    The Cing salesman's ( warning ) explanation was Cing operates on multiple bands! The Tmob does not!!??

    I have had ALL the 4 major carriers here ( Not Nextel though ). But different time periods and different phones muddied the objectivity.
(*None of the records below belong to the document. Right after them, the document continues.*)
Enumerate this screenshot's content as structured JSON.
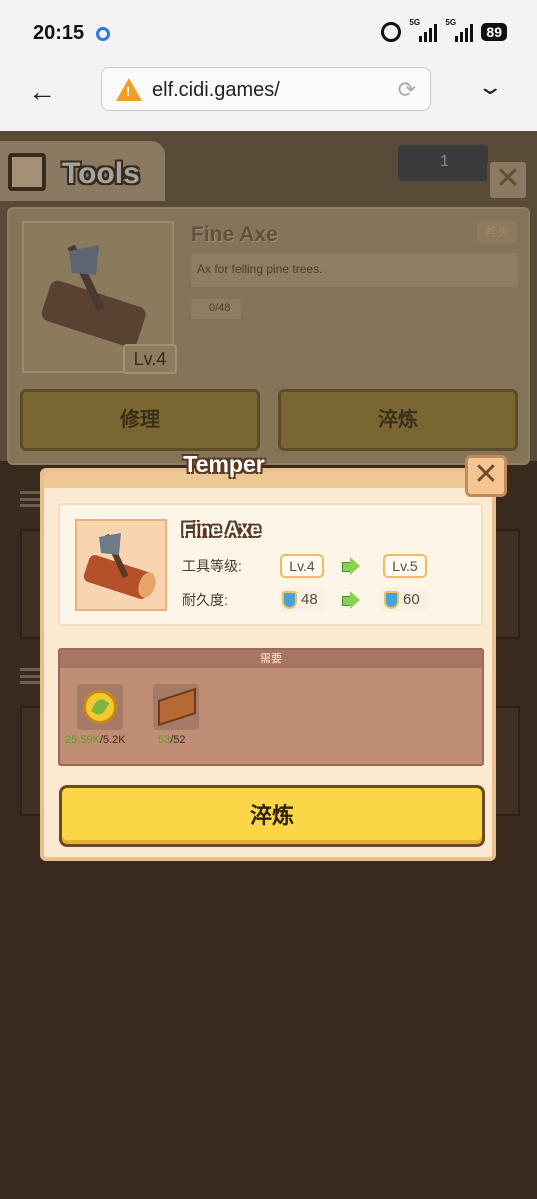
{
  "status_bar": {
    "time": "20:15",
    "signal1": "5G",
    "signal2": "5G",
    "battery": "89"
  },
  "browser": {
    "url": "elf.cidi.games/"
  },
  "background": {
    "tab_title": "Tools",
    "level_partial": "1",
    "item_name": "Fine Axe",
    "item_tag": "斧头",
    "item_desc": "Ax for felling pine trees.",
    "durability": "0/48",
    "item_level": "Lv.4",
    "buttons": [
      "修理",
      "淬炼"
    ]
  },
  "popup": {
    "title": "Temper",
    "item_name": "Fine Axe",
    "level_label": "工具等级:",
    "level_from": "Lv.4",
    "level_to": "Lv.5",
    "durability_label": "耐久度:",
    "durability_from": "48",
    "durability_to": "60",
    "requirements_label": "需要",
    "requirements": [
      {
        "icon": "coin-icon",
        "have": "25.59K",
        "need": "/5.2K"
      },
      {
        "icon": "wood-plank-icon",
        "have": "53",
        "need": "/52"
      }
    ],
    "temper_button": "淬炼"
  },
  "colors": {
    "accent": "#fbd647",
    "panel": "#fbe9d1",
    "ok": "#5ea024"
  }
}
    Why only one response, I do not understand; anyone else?
    Thank you for your response Tasteepeppers
    Last edited by telephonitis; 08/08/2006 at 03:50 AM.
  4. #4  
    In areas of south to central OC, I've found that Cingular seems to have better coverage over Sprint and Verizon. What parts of OC are you talking about?
    at&t Treo 680, SW 2.11-ATT
    Cingular Treo 650 Unlocked, SW 1.17-CNG/FW 1.51
  5. #5  
    Quote Originally Posted by telephonitis
    Thanks- here is an experiment i just did
    in san diego - In a huge ( Horton Plaza ) indoor parking structure, I compared cing and Tmob. Tmob on my 650.
    As i went "deeper" into the structure the Tmob was quickly, decisively defeated, by Cing. Thinking it could be the phone itself, I made the effort to borrow another Cing ( Cing sales person !! ) ph, and again, the Cing defeated My TMob as i went into the structures thick walls.
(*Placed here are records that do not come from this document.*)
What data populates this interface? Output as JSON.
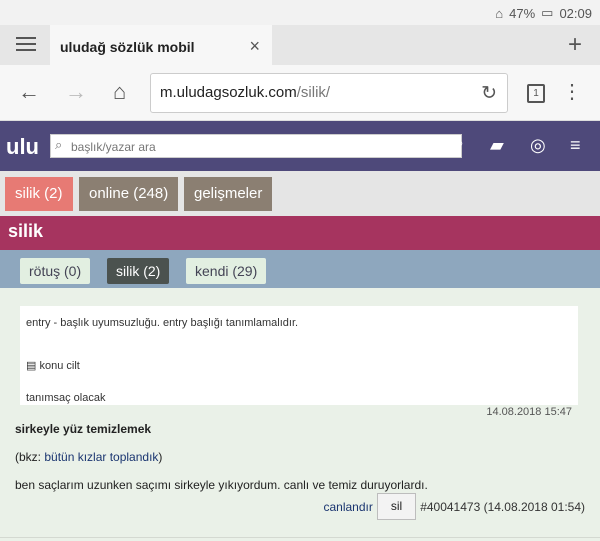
{
  "status": {
    "battery": "47%",
    "time": "02:09"
  },
  "browser": {
    "tab_title": "uludağ sözlük mobil",
    "url_domain": "m.uludagsozluk.com",
    "url_path": "/silik/",
    "tab_count": "1"
  },
  "site": {
    "logo": "ulu",
    "search_placeholder": "başlık/yazar ara"
  },
  "filters": [
    {
      "label": "silik (2)",
      "color": "#e77a74"
    },
    {
      "label": "online (248)",
      "color": "#8b7f72"
    },
    {
      "label": "gelişmeler",
      "color": "#8b7f72"
    }
  ],
  "page_title": "silik",
  "subtabs": [
    {
      "label": "rötuş (0)"
    },
    {
      "label": "silik (2)",
      "active": true
    },
    {
      "label": "kendi (29)"
    }
  ],
  "notice": {
    "message": "entry - başlık uyumsuzluğu. entry başlığı tanımlamalıdır.",
    "book_label": "konu cilt",
    "follow_up": "tanımsaç olacak",
    "date": "14.08.2018 15:47"
  },
  "entry": {
    "title": "sirkeyle yüz temizlemek",
    "bkz_prefix": "(bkz: ",
    "bkz_link": "bütün kızlar toplandık",
    "bkz_suffix": ")",
    "text": "ben saçlarım uzunken saçımı sirkeyle yıkıyordum. canlı ve temiz duruyorlardı.",
    "canlandir": "canlandır",
    "sil": "sil",
    "meta": "#40041473 (14.08.2018 01:54)"
  }
}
    Neither Cing phone was a Treo. I don't know how much the ph itself plays into this ( a little ?? ).

    The Cing salesman's ( warning ) explanation was Cing operates on multiple bands! The Tmob does not!!??

    I have had ALL the 4 major carriers here ( Not Nextel though ). But different time periods and different phones muddied the objectivity.
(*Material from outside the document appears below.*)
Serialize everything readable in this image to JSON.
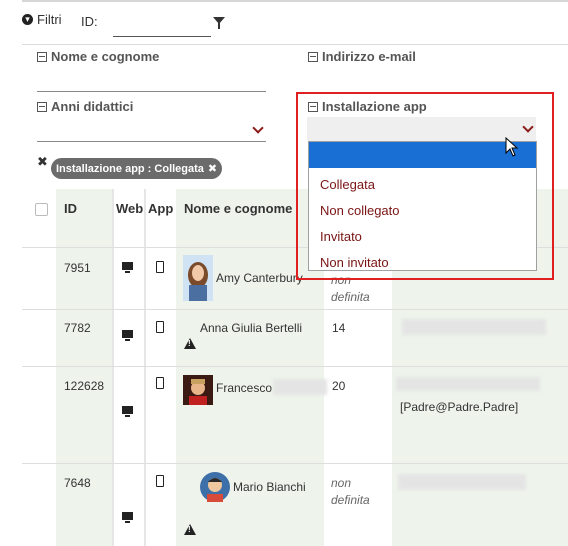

    Why only one response, I do not understand; anyone else?
    Thank you for your response Tasteepeppers
    T-Mobile is a 1900 Mhz system. It has roaming capabilities with Cingular's 850 Mhz system. But T-Mobile won't let you roam in areas where it has towers.

    That's why I think you lost T-Mobile so fast. The 1900 Mhz signal didn't penetrate as deeply into the building. The Cing phone however, on 850 Mhz, was able to penetrate more deeply.

    Now. If our only problem was how to get coverage inside buildings.

    The BIG problem of course is dead zones. The phone companies can't put towers everywhere. In amongst the patchwork there are little holes where there is little or no coverage.

    Mostly we humans are at work, at home, and maybe a few other places on a regular basis. So for me the big test is coverage at those places. All of the other holes are essentially random events.

    The T-Mobile tower is on a high rise on the next block down from my office. I get great coverage on T-Mobile at home except for some &&%(*^@ reason data speed is about as fast as growing an oak tree from an acorn. I belong to a tennis club about 2 miles up the hill from my house and until recently T-Mobile coverage didn't exist. Now I get reliable voice and data connections sitting by the pool. This is very good. Those are my regular places.

    I live up near the San Gabriel Mountains. Everyone's coverage sucks the f@rts out of dead seagulls the closer you get to the mountains. There's a good reason for that -- there aint' that many customers up there, so why build a lot of expensive towers? So I just concede defeat if I head too far uphill.

    I believe that T-Mobile's coverage in Southern California is quite good, at least compared to other parts of the country. They got the old ATT network in Southern California, which used to be L. A. Cellular (at least around here) back in the stone age analog days.

    I'm happy enough with T-Mobile. I rarely get dropped calls, I get decent data speed on my T650, and I have the bundled wifi so I can sit in Starbucks with my laptop like a porch monkey (well, if Starbucks stores had porches I would be a porch monkey).

Posting Permissions